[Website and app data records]
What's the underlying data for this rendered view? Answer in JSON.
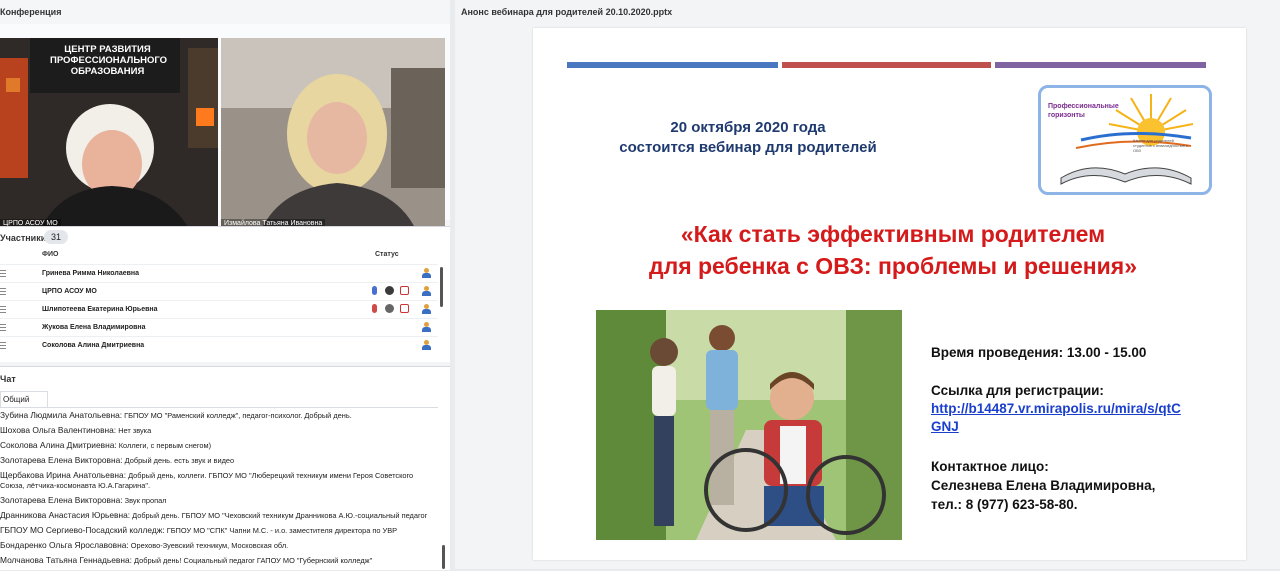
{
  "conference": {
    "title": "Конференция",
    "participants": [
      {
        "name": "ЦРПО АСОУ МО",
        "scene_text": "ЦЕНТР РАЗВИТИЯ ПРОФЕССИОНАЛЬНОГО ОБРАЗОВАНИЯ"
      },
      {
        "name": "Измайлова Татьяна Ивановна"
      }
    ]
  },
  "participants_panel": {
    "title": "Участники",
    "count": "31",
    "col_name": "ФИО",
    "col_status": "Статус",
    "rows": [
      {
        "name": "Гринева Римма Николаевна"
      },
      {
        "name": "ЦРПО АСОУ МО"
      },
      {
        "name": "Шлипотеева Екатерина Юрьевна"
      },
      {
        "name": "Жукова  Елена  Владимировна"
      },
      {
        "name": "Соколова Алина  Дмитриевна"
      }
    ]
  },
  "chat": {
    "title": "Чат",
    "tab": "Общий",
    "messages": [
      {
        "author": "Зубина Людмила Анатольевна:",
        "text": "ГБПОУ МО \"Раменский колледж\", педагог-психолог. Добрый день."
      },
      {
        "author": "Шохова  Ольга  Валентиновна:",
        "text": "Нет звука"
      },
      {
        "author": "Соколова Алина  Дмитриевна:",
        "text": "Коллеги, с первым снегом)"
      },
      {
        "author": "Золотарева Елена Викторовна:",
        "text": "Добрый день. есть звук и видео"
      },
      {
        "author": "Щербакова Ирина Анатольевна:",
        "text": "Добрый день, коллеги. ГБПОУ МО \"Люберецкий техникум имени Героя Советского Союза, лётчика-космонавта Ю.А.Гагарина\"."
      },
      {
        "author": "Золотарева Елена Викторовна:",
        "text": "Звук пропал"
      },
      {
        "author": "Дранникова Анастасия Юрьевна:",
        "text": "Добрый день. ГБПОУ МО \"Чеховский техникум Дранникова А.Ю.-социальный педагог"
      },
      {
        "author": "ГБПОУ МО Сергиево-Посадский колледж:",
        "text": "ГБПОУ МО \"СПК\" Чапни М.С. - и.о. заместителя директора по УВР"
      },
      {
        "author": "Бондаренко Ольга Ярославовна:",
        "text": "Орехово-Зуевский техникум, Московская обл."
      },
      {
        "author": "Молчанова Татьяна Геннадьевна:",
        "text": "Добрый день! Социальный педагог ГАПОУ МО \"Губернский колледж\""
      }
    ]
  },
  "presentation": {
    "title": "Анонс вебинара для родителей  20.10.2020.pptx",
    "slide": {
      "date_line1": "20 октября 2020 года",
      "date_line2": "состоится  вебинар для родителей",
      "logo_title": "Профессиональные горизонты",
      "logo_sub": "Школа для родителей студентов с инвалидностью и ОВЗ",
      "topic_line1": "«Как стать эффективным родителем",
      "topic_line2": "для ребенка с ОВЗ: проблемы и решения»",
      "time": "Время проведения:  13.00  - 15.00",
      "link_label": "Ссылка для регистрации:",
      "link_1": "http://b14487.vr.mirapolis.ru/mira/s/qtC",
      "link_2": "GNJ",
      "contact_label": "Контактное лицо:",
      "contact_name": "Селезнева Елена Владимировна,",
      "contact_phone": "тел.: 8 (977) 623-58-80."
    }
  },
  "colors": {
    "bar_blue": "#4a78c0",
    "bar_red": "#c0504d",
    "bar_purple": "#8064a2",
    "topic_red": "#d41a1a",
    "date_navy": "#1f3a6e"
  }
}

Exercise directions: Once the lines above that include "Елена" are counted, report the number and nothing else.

Answer: 4